One of the most common stories from soldiers in my parish who have returned from deployments is how lonely they were. They had certain kinds of friendships but most of them longed for and lamented the lack of Christian friendships at a time when they were most vulnerable to despair and evil.
Sadly, friendships are easier but fewer for most folks. Sure we have those gazillion Facebook friends and our email address book is filled to the brim but we have less daily interaction with friends than in previous ages. My parents have had lifelong friends to surround them in all of life's circumstances -- sharing their joys, bearing their burdens, and telling them truths they did not want to hear. I grew up thinking that I would have such friendships as well. In reality, my mobility as a Pastor and the nature of my calling has left me wanting more and finding fewer of those good friendships I witnessed growing up. In particular I mean friendships with other men.
There is no substitute for a man for the deep friendship with other men. Don't go there. I am not talking about anything more than platonic but that does not in any way diminish the nature of such friendships. Many of the great movies describe the kind of bonds between friends that enables them to weather together the great storms of life and change, to pursue together what one could not do alone, and to celebrate in common what belongs to both more than it belongs to just one.
Think of Lord of the Rings and the great friendship between Frodo and Samwise. In many respects Frodo, though the main character, is no greater or stronger than the friend who shared his journey, who stood with him before his enemies, who rescued him from despair, and who carried him when his strength was gone. It is really one of the best parts of the whole story -- the story of Frodo and Samwise.
It is one of the best moments and scenes in the whole trilogy. They traveled countless miles in a journey greater than they could have imagined and escaped dangers bigger than their greatest fears. Finally they come to the foot of Mount Doom where ring must be destroyed for good. But Frodo has no strength left, and, despite how far they have come, he cannot finish the job. Standing with him, however, is one whose strength Frodo will borrow again. He is the faithful and steady Samwise and he will not quit so close to the end of this saga. He carries his friend and does what it takes to finish the job. Surely Tolkien meant for this to be one of the great moments in the series and one of the great examples and lessons for the reader.
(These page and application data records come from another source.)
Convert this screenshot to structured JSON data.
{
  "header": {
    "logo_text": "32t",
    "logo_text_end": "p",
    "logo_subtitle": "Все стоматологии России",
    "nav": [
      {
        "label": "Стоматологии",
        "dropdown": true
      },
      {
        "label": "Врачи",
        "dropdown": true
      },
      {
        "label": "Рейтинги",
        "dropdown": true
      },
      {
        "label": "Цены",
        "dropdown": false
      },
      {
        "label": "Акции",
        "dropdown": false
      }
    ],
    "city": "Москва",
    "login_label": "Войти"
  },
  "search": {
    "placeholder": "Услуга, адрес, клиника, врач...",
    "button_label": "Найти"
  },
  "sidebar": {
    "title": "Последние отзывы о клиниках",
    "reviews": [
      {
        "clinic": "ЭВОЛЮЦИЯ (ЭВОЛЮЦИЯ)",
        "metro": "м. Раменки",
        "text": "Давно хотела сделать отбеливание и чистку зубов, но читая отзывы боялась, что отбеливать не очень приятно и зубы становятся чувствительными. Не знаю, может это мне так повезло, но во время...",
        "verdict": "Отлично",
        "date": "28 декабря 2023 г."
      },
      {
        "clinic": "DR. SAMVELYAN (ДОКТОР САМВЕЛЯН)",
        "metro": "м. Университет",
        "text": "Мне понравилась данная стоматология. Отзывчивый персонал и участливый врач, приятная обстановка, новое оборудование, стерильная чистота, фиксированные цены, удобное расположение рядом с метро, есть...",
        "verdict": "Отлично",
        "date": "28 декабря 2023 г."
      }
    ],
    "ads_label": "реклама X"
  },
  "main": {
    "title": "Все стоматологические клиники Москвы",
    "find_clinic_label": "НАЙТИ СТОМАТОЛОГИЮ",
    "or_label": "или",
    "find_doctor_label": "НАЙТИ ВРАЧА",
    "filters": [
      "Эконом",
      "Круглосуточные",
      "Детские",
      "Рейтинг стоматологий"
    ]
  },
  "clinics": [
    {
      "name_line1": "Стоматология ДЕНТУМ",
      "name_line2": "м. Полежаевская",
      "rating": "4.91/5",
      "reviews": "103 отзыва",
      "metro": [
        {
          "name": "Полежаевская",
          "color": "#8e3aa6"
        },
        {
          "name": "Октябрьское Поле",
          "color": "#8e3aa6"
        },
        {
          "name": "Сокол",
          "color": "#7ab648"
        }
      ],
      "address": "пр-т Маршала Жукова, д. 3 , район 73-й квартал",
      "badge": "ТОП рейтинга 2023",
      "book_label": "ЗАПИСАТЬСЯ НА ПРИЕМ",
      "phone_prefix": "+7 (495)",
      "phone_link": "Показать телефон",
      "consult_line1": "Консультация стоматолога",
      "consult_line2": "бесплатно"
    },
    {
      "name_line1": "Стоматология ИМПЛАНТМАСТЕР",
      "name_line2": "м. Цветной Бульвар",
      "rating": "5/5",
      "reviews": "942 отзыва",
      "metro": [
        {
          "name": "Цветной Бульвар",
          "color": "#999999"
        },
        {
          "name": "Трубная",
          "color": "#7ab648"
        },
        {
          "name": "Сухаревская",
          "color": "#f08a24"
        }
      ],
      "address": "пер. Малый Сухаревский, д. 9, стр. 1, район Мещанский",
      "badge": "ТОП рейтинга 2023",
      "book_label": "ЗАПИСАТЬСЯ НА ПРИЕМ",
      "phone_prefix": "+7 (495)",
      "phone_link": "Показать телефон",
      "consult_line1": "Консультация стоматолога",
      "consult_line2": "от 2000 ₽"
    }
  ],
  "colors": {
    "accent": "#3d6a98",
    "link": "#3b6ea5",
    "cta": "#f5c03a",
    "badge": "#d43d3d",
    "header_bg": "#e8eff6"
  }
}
I write this as one who envies rather than enjoys what is written into the fabric of this movie. Such friendships have been too often been left as unfulfilled desires -- much to my great regret. Faith shared in the context of such friendship is faith strengthened, empowered, and equipped for the long haul. Think of the great stories of David and Jonathon or Moses and Aaron or the small circle within the apostles who were there when others were not (Peter, James, and John).
I wonder if this isn't one reason why may regular conversations with my dad have become so special. We talk about anything, mostly about nothing, and yet hidden within those words are the struggles of faith and life. His support is my strength and, like all friendships, my fear is that I receive from him far more than I give to him. If we can do anything within the Church to support, to encourage, and to nurture such deep friendships among those who share the faith, we have done a good work for those who know them. We have provided them with a deep and abiding gift and an awareness of the difference a good friend can make for the lonely way that is Christian faith and life.